Like most web developers who publish articles, I always preach about standards and best practices (which, incidentally, makes me wonder why we don’t see more loud-mouthed naysayers who try to get recognition by writing about how all that is a big joke.) This article will be no different, except this time no one can argue about whether it makes a real difference. Today, I will be talking about progressive enhancement.

What is progressive enhancement? More importantly, why should you care? Wikipedia can define terms way better than I can, but it’s exactly what it sounds like. It’s about progressively enhancing your website where those enhancements are available, which usually refers to JavaScript.

Why Should You Care?

This whole concept came about because of the technique of “graceful degradation,” a technique to make web pages break less instead of work better. Both techniques are answers to developers cutting corners and not building things the right way from the ground up. Progressive enhancement is about doing it the right way.

I can’t say I blame anyone for it or even that I am not guilty of it. After all, you can get a site or project 90% of the way there for 50% of the time and effort. That last 10% is a high cost, low reward situation that is always the first thing to go when deadlines loom or clients make demands. Nevertheless, you can still ruin your pages for various groups of people.

While progressive enhancement technically includes cascading style sheets (CSS), I am not here to make the argument that you should write your pages as semantic HTML without a style sheet at first. It is still a good idea, though, and occasionally looking at your pages without CSS during development can show you any glaring issues with your document structure.
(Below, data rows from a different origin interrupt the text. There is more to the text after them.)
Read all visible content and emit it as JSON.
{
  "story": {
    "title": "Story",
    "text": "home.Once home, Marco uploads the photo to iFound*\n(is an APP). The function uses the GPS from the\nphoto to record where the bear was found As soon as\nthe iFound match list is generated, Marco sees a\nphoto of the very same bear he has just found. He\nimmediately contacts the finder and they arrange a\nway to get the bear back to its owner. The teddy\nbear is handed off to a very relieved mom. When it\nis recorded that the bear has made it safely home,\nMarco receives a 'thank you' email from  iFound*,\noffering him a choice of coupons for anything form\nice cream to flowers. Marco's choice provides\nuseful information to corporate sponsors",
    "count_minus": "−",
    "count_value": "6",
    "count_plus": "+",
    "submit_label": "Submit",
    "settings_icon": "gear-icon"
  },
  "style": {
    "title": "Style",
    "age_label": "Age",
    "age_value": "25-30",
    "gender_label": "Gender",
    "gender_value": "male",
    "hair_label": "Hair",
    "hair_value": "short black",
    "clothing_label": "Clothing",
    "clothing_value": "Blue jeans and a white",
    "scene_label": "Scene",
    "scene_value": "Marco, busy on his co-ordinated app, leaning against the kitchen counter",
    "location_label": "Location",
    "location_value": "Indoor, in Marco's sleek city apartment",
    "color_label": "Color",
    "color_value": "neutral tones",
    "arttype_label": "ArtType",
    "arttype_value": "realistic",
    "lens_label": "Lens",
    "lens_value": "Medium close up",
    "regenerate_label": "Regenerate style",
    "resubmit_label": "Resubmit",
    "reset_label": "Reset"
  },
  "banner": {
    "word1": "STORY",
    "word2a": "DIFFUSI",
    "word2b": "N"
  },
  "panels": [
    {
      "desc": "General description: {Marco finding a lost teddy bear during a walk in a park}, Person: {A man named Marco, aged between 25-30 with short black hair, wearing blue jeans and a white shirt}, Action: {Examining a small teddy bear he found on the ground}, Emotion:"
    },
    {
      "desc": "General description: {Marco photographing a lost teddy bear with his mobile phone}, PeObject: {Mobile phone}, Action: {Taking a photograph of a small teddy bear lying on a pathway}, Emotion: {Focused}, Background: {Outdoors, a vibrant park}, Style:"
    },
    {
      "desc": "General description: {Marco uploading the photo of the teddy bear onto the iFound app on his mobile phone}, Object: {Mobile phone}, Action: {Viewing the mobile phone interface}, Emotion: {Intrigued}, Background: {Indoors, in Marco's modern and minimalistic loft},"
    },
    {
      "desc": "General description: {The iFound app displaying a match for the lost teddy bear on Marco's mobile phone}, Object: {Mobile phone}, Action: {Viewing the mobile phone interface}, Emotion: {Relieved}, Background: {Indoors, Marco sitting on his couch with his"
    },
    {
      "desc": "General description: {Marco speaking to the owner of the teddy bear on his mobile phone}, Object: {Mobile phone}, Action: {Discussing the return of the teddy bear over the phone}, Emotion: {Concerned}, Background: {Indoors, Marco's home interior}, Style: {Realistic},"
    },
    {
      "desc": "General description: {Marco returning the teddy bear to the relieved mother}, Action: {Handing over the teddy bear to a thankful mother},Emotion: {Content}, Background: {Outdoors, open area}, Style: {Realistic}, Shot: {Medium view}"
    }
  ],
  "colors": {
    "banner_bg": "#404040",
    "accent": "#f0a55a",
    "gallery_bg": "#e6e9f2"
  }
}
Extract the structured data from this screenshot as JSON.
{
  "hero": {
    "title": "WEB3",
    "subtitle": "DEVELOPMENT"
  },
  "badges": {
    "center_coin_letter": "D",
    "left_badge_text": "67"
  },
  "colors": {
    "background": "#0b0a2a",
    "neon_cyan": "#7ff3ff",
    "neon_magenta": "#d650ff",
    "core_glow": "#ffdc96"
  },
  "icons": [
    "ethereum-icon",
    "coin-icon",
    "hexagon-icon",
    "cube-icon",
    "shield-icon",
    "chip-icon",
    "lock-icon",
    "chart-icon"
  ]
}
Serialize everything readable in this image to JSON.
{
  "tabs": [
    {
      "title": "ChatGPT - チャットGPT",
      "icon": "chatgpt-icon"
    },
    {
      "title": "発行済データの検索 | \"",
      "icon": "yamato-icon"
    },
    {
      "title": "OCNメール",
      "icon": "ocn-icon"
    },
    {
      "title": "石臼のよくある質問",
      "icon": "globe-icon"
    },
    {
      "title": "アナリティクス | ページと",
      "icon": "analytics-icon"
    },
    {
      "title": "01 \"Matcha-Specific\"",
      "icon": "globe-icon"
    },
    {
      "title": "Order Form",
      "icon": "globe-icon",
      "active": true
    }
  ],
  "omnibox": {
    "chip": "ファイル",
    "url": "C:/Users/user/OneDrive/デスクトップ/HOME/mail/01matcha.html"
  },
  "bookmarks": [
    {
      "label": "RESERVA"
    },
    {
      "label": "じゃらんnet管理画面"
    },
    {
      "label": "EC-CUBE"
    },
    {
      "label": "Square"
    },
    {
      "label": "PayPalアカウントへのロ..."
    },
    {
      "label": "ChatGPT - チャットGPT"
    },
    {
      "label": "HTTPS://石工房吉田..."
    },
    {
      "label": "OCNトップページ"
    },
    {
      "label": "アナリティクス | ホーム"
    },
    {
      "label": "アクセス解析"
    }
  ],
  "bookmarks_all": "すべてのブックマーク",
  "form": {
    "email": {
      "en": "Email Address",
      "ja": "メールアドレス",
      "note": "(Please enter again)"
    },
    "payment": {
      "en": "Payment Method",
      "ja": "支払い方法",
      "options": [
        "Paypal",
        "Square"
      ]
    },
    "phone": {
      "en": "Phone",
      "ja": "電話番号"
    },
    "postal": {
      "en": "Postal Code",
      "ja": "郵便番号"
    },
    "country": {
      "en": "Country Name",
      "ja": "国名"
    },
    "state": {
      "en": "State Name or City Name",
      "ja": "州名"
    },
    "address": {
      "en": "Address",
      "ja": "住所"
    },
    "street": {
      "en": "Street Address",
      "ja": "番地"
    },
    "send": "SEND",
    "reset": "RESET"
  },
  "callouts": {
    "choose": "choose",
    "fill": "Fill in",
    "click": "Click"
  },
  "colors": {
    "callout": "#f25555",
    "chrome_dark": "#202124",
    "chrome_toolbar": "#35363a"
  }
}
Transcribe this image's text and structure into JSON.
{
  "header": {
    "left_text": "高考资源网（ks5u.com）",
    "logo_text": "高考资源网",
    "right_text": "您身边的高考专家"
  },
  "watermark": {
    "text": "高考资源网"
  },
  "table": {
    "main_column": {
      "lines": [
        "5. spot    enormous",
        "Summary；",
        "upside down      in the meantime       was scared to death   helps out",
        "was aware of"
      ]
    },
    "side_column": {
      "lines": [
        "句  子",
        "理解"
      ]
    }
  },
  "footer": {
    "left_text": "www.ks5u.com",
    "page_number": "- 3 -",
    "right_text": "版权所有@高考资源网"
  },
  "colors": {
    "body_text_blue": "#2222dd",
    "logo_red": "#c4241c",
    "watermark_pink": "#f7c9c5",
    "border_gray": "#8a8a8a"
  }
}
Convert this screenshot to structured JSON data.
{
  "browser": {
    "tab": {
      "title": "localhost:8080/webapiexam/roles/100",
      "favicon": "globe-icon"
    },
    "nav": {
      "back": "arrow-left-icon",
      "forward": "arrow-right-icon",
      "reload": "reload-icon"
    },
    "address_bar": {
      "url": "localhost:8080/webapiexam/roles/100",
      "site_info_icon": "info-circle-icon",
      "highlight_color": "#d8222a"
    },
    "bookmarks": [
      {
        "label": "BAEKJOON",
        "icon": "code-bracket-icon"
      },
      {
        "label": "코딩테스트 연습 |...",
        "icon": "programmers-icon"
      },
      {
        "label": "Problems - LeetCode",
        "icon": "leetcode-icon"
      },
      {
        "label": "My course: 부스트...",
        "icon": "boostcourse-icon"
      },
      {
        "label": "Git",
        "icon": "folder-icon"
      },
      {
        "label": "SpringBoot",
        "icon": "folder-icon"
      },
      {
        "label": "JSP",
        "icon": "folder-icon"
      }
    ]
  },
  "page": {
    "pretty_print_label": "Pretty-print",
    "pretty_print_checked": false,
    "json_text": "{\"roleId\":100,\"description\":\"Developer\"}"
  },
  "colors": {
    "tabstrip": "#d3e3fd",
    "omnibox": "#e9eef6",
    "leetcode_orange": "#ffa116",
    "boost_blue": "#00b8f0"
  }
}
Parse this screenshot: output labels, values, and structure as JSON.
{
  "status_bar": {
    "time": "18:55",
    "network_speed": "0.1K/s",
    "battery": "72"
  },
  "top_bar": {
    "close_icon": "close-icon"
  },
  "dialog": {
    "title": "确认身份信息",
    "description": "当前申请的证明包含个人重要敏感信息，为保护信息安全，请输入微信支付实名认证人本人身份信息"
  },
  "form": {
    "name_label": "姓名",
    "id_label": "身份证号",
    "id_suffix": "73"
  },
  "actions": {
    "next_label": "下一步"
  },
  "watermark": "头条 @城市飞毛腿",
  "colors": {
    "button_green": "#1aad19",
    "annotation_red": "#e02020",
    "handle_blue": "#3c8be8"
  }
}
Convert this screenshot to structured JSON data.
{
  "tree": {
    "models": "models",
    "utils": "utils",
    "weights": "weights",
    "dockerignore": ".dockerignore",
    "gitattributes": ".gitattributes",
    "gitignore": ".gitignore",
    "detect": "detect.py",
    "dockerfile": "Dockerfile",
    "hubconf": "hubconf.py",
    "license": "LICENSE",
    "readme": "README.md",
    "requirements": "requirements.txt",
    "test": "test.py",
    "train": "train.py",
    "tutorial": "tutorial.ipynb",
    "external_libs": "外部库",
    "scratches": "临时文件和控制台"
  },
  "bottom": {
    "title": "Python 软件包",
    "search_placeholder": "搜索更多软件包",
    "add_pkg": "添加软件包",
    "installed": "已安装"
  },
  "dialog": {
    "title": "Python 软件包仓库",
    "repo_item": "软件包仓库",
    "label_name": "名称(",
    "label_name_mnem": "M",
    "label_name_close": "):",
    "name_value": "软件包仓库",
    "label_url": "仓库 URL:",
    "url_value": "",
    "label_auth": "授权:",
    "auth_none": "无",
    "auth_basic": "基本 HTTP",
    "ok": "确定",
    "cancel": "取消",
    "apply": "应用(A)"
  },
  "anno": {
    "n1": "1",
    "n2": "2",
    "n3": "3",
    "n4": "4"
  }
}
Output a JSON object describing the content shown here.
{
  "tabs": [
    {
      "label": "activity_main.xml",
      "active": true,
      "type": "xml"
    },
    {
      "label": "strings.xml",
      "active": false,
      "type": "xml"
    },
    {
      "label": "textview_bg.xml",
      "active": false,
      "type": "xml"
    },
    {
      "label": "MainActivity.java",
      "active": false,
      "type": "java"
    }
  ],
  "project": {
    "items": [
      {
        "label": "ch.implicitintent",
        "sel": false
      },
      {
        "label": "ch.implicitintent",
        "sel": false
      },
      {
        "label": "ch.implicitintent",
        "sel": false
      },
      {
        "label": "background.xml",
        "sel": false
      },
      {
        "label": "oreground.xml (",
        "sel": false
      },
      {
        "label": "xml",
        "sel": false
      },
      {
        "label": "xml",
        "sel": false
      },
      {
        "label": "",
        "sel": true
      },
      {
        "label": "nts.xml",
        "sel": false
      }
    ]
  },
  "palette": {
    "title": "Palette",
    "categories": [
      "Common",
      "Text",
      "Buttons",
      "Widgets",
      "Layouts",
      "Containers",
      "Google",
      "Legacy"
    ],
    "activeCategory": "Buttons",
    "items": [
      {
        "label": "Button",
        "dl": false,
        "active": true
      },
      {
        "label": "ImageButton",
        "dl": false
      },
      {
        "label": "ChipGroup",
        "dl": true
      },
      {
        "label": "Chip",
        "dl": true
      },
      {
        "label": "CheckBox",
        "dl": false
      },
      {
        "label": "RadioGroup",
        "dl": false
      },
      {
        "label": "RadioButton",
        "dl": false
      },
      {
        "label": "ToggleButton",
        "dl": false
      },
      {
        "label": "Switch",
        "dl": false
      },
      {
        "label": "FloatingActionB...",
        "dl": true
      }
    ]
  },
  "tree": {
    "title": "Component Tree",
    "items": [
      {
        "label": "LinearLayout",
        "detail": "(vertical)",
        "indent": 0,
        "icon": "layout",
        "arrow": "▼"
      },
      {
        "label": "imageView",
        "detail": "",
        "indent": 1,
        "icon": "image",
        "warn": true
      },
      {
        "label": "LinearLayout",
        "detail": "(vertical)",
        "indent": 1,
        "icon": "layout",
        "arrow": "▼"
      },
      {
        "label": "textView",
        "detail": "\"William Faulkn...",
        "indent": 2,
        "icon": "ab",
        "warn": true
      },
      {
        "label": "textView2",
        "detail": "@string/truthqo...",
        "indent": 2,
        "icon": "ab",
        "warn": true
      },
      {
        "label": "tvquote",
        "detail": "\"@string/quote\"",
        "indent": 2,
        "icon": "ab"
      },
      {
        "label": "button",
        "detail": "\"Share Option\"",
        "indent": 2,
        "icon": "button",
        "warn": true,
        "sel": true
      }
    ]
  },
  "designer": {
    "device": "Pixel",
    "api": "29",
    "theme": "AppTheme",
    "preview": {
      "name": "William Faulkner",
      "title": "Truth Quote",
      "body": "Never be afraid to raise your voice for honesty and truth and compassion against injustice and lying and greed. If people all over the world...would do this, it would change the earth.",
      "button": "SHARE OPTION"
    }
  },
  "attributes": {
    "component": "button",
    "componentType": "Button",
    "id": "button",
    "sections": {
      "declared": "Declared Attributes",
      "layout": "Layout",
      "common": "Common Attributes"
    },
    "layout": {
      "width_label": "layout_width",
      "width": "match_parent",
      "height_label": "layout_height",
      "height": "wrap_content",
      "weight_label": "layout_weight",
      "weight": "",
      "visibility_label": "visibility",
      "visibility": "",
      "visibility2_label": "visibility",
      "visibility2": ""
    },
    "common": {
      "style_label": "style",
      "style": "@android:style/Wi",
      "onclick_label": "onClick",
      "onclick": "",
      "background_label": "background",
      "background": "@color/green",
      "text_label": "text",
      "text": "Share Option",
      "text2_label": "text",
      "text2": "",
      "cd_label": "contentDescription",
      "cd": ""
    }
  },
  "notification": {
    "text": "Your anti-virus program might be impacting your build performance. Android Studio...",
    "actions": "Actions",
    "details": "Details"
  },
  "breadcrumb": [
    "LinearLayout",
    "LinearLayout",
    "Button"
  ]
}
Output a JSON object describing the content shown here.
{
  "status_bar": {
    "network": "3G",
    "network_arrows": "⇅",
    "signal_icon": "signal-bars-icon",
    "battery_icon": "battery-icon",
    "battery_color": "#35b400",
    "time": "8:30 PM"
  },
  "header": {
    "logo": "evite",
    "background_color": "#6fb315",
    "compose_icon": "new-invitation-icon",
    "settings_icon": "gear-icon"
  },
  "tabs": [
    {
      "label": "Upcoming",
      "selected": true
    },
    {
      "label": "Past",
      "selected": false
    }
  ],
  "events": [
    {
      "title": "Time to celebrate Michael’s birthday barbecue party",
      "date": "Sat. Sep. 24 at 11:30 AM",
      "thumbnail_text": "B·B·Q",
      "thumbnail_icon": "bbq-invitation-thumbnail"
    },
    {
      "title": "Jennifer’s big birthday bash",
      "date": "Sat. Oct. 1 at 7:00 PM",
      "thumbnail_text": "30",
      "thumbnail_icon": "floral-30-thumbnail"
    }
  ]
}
Adobe Flash is now more of a consideration than ever in this era of iPhone dominance. I can’t count how many sites I have not been able to view a page on my phone because it “requires” Adobe Flash. Progressive enhancement would mean that content is made available without Flash, then later “enhanced” with Flash on devices and browsers that display it.

Dont make Flash required

The top offender is how developers and designers treat JavaScript. As a developer, you cannot take for granted whether or not visitors have JavaScript enabled or speculate on what their reasons are regarding it.

The problems caused by cutting corners with JS are all over, from missing content blocks (failed AJAX calls for example) to forms that cannot be submitted.

Solid Tip: Take advantage of the noscript tag. It will make your life easier and your pages more accessible.

How About Some Example?

I have been developing a nice new complete application UI from scratch.

There have been multiple instances from the very beginning that have been obvious forks in the road where it would be very easy to take the easy way out and skip “progressive enhancement,” such as with sorting and paginating table results or showing modal box pop-ups for tidbits of information.

Take my nifty pagination bar below. It encompasses the all the functionality a user could want in navigating results, and it does so without any JavaScript. That doesn’t mean I shouldn’t take advantage of JS. You should always make things as easy for users as possible.

In this case, I use the <noscript> tag that holds a Submit button. This allows the viewer to use the page select drop down without JavaScript. For everyone else who has scripting enabled, the page form will automatically submit on change.

Noscript proper usage

Over the last 6-7 years, JavaScript frameworks have become popular, making it dangerously easy for people to abuse JavaScript with nifty effects and widgets that fail hard without JS, such as flyout navigation menus and accordion boxes.

A lack of proper learning is to blame. Most novice designers simply copy the tutorial for existing pieces and change just enough to get it working on their own page. If another method of navigation is provided, users can be cut off from sections of your site. This is another situation where the noscript tag would be helpful. Non-JS links could be placed inside to accommodate users.

A good menu, however, will be built as plain HTML first, and then progressively enhanced to make the user experience better. Take the navigation menu, for example.
newegg flyout menu

Build First, Then Enhance

While we could put on some smoking jackets and have some in-depth poetic discussions around all that “progressive enhancement” means, the above situations are a simple problem. Some people will read about the topics and continue to take the quick and easy route, never spending the extra time to build up the basics and follow up later with enhancement. Usability and accessibility should come first.

As with anything in life- if it’s worth doing, it’s worth doing right.